by Matt Weik
When you go to a bodybuilding show, one of the most electric parts of the show is the individual posing routines. It’s where bodybuilders get to not only show off their physique but also showcase their personality through their routine. Yet not many people understand that the posing round isn’t part of the scoring anymore.
Shocking, right? But it’s true.
The posing round is what gets people’s attention. You have bodybuilders who bring the house down with some popular hip hop or rap tunes, and then you have the smooth and slow beats where bodybuilders showcase a finesse routine. Honestly, there’s nothing wrong with either.
But the question that needs to be asked is, why would you waste your time on a posing routine if it has no bearing on your overall score? I don’t blame bodybuilders who do a very generic and vanilla routine with some random background music during the posing round. If I were a bodybuilder, I would just go out and wing a routine and just flow with it rather than invest a ton of time and effort into putting together a choreographed routine to music.
Enough is enough. We need to have the posing round be a part of the judging and scoring again.

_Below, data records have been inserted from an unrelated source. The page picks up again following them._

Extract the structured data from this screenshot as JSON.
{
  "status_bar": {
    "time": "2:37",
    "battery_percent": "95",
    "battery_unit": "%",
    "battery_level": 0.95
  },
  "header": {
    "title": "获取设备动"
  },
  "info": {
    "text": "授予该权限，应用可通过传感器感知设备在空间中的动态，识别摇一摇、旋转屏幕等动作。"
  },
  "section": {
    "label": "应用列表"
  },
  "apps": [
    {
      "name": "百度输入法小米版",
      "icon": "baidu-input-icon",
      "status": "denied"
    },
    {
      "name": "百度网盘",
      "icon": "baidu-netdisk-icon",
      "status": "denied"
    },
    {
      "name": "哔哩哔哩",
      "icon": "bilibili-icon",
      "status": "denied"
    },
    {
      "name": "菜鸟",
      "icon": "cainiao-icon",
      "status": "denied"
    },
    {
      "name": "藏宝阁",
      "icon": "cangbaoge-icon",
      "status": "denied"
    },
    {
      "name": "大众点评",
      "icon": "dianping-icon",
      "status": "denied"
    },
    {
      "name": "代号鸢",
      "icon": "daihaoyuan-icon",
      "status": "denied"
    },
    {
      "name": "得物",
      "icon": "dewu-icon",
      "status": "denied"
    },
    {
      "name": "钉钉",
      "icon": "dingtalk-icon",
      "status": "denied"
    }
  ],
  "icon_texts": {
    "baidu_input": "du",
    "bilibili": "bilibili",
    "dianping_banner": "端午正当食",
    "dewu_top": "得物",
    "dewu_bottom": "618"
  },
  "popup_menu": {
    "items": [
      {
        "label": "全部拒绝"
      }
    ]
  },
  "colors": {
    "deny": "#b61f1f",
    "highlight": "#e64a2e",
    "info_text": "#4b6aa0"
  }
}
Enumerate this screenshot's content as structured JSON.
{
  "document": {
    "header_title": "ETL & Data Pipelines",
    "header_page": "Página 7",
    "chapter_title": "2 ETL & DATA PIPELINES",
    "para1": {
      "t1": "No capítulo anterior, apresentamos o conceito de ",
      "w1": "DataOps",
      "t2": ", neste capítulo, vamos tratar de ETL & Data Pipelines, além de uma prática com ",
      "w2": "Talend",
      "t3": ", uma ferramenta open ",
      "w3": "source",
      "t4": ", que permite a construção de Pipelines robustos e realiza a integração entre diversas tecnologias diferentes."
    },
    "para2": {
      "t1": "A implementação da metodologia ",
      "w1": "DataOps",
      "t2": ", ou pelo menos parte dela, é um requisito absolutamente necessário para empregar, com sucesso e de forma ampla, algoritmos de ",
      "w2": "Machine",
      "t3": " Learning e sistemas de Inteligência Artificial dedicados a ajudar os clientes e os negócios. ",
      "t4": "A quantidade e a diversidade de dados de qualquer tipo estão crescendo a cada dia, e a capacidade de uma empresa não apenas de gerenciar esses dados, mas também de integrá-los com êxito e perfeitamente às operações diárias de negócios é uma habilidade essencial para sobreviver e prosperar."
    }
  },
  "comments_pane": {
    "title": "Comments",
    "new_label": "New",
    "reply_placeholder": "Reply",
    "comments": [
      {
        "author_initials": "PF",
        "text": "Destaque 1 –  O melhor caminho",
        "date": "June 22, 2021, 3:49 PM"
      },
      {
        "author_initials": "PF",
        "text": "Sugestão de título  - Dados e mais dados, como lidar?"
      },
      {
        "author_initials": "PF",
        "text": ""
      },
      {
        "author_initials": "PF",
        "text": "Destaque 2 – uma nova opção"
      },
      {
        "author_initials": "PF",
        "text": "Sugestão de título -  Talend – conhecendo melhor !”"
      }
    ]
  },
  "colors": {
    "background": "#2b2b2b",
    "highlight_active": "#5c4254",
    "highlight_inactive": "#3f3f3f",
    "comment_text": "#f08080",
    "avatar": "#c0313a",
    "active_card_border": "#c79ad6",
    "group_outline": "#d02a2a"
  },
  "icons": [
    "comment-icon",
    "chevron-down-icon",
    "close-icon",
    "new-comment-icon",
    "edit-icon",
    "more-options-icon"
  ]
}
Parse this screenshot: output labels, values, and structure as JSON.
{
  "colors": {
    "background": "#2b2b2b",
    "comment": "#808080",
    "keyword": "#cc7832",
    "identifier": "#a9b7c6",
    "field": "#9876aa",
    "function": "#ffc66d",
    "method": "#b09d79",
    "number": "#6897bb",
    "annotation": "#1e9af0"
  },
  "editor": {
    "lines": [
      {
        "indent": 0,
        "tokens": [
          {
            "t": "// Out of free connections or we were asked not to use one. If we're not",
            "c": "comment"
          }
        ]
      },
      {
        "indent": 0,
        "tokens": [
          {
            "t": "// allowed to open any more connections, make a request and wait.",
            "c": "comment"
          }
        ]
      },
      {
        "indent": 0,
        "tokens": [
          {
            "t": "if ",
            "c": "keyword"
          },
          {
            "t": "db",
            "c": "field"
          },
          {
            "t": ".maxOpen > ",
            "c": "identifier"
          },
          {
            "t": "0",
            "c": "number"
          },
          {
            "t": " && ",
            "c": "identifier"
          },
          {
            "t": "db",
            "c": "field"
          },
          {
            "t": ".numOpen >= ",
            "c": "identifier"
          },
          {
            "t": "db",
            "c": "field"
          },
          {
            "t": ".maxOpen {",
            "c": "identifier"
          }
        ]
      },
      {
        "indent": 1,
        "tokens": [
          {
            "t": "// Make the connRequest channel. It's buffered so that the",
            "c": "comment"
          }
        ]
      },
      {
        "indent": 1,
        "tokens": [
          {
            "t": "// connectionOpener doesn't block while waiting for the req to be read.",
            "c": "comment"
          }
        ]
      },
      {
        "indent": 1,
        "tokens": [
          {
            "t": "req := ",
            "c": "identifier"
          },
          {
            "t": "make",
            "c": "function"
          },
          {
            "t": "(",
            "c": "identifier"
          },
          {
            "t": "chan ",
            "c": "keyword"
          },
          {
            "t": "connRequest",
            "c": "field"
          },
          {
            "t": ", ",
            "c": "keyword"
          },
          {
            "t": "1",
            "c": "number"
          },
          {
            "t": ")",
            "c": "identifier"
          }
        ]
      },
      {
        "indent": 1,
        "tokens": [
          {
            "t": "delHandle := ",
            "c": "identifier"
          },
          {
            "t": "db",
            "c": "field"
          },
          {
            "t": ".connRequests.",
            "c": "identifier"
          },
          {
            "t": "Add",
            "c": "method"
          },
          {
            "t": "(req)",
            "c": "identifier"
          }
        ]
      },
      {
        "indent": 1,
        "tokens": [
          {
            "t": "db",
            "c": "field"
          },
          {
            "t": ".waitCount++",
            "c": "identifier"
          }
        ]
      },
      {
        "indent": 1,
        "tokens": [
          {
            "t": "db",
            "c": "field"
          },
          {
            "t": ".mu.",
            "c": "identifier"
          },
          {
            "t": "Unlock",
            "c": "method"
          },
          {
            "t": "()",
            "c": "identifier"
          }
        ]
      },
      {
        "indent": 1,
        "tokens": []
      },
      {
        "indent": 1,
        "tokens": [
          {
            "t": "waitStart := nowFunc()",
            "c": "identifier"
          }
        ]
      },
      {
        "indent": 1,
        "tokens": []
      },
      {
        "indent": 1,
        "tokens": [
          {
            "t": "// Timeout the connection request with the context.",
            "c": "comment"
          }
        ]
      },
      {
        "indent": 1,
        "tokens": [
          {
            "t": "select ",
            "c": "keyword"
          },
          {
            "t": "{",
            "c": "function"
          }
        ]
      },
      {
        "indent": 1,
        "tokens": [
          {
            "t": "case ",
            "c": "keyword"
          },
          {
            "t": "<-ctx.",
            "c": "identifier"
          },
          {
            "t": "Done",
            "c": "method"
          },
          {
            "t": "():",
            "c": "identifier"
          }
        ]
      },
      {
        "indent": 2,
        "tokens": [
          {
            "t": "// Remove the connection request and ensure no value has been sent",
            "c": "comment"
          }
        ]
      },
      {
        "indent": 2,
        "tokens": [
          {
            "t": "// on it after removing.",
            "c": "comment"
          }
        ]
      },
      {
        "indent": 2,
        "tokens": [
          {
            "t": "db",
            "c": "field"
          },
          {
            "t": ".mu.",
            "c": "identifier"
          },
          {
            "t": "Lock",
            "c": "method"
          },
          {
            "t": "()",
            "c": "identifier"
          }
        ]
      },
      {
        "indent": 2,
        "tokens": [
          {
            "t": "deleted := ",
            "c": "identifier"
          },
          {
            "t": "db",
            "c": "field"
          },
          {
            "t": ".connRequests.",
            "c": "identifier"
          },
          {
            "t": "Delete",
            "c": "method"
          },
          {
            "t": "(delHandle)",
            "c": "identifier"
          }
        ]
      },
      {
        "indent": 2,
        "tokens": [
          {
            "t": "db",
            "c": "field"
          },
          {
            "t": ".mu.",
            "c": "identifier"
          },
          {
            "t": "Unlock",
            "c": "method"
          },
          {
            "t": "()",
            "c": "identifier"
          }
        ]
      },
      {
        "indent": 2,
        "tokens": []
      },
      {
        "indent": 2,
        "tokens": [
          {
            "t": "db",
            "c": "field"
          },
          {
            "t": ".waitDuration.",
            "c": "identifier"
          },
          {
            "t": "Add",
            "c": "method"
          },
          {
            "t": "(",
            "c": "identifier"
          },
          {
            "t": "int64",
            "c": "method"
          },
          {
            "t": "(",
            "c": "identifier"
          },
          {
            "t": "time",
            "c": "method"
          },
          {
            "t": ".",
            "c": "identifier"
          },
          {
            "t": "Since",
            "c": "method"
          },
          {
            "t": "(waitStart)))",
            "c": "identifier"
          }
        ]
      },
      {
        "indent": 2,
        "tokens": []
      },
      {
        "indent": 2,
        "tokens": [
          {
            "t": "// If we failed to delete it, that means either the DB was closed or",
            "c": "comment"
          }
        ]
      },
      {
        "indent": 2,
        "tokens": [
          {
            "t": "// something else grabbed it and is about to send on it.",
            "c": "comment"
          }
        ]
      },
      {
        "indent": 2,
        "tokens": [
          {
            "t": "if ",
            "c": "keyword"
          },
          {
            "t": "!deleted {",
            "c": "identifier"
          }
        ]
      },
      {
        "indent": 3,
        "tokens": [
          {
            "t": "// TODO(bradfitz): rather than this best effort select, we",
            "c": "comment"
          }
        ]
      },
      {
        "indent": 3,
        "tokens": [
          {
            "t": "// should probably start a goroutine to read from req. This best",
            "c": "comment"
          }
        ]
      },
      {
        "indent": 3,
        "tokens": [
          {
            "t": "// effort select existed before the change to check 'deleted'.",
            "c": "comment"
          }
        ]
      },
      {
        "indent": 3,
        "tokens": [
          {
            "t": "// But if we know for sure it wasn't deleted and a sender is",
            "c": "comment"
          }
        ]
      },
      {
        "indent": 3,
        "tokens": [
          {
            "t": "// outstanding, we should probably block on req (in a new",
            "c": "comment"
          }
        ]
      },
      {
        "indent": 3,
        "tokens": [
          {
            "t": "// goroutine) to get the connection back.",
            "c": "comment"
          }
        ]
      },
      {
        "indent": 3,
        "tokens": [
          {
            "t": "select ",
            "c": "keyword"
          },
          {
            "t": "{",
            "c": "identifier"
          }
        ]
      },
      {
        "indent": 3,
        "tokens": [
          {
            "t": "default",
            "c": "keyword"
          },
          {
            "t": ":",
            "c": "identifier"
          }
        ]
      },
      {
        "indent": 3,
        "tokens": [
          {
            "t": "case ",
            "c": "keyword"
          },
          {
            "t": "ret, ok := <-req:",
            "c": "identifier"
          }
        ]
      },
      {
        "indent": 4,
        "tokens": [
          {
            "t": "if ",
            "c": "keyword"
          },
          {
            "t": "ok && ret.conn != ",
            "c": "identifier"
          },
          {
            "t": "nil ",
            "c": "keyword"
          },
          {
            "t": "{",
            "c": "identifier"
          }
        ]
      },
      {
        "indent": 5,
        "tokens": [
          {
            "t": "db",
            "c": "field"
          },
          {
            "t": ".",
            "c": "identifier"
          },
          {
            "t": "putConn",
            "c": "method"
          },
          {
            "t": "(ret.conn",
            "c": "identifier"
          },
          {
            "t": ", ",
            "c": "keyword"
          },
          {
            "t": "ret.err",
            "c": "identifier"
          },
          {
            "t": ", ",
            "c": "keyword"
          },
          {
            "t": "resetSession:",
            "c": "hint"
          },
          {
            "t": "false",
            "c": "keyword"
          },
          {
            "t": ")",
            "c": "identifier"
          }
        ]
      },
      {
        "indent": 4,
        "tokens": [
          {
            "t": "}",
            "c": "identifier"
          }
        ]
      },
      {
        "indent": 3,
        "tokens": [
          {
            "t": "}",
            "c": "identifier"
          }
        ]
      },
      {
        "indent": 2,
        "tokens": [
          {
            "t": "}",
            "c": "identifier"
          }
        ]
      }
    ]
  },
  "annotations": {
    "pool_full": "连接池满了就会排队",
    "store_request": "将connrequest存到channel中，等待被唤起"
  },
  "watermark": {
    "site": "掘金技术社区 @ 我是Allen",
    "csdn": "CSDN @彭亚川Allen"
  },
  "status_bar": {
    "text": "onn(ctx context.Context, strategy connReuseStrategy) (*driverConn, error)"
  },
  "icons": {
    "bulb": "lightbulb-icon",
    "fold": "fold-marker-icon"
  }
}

The Posing Round Brings Excitement to the Show
In an M&F article, they quoted Steve Weinberger saying, “The posing routine is the performance part of the competition, and regardless of whether the round counts as part of the scoring, most competitors wish to present themselves to the best of their ability.”
Ultimately, that’s like your boss telling you that you need to be proficient with a role at work, but you won’t be compensated for putting in the time and effort to do it well. In the end, you’re probably not going to put much thought or effort into it if it has no bearing on the outcome of your job and salary.
These bodybuilders put in the time and effort to choose music that matches their personality, their routine, and individual tastes, yet their efforts are for nothing. For example, you had guys like Dorian Yates, Branch Warren, and Phil Health, with powerful music that got people up out of their seats. Combine that with a powerful routine, and you have the crowd’s attention.
Then you had guys like Melvin Anthony, Lee Labrada, and even Kai Greene, who were known for their slow and methodical routines that had softer music as the backdrop of their routines. Even though the music wasn’t loud and heavy, their routines wowed the fans.
You’re doing the sport a disservice by not scoring the posing round.
Then you have Bob Chick in a podcast interview on Dennis James’ show saying that there’s no good way to judge the posing round and that when he proposed doing away with it to the powers that be, he mentioned that “other bodybuilders sided with him.”
Honestly, I’d love to know who he spoke to, and SINCE HE’S THE ATHLETE’S REP, I’d expect him to speak with EVERY athlete since he “represents” them. From the athletes’ input, THEN Bob should have gone to the IFBB with the athletes’ concerns if it was unanimous that they wanted to do away with scoring the posing round.
I don’t agree with Bob, which I don’t agree with most of the things he says anyways. But the excuse that there is no good way to judge a posing round is asinine. You mean to tell me that you have a measure and standard in place of how to judge every single bodybuilder’s physique when they all look fairly similar on stage, yet you can’t find a way to judge a posing round where every routine is drastically different? Come on, now. Doesn’t that sound ridiculous?
How is it that judges can score a gymnastics or ice-skating routine, but apparently, no one in the IFBB is smart enough to figure out how to score the posing routines of bodybuilders? Does anyone else find that a little odd?
Since people like to say that there’s a lot of complaining and not enough suggestions on how to fix things, I’m going to give my two cents on how we can come up with some sort of scoring for the posing round.
Here’s How You Can Score the Posing Round
Obviously, you can take bits and pieces of what I’m about the recommend and combine or edit them as you see fit to make scoring the posing round a reality, but overall, this shouldn’t be that difficult to figure out and come up with some sort of scoring standard that the judges can follow.
The first thing they should focus on is the poses themselves. How do they look? How are they showcasing their physiques? Are they stumbling and fumbling around on stage when hitting their poses, or are they rock solid in their posing during the actual posing round? That should be the most important aspect — their physiques.
Next, how does their routine match their music? Are they blasting Eminem or Biggie, yet they are slow as a turtle with their posing? The music and routine should flow seamlessly. Do they flow from one pose to the next, or is everything choppy?
Originality should be another aspect of the scoring. While the vacuum pose is not part of the mandatory poses, can bodybuilders incorporate it in their posing round? How about the jaw-dropping backflip or splits that we see some bodybuilders doing during the posing round? How about incorporating some of the classic poses that old-school bodybuilders were known for? Are the bodybuilders doing anything unique that sets them apart from others during their routines?
There are so many fun and exciting parts of the posing round that there has to be some way to incorporate it back into the judging. We need to reward competitors for not only the physique they bring to the stage but their charisma.
I’m not one for giving excuses, I’d much rather find solutions. Claiming you “can’t figure out a way to judge the posing round” seems like a cop-out excuse to me. Figure it out. The posing round needs to be a part of the scoring again. If you’re forcing the competitors to put on a show during the posing round, let that be judged and scored for their efforts.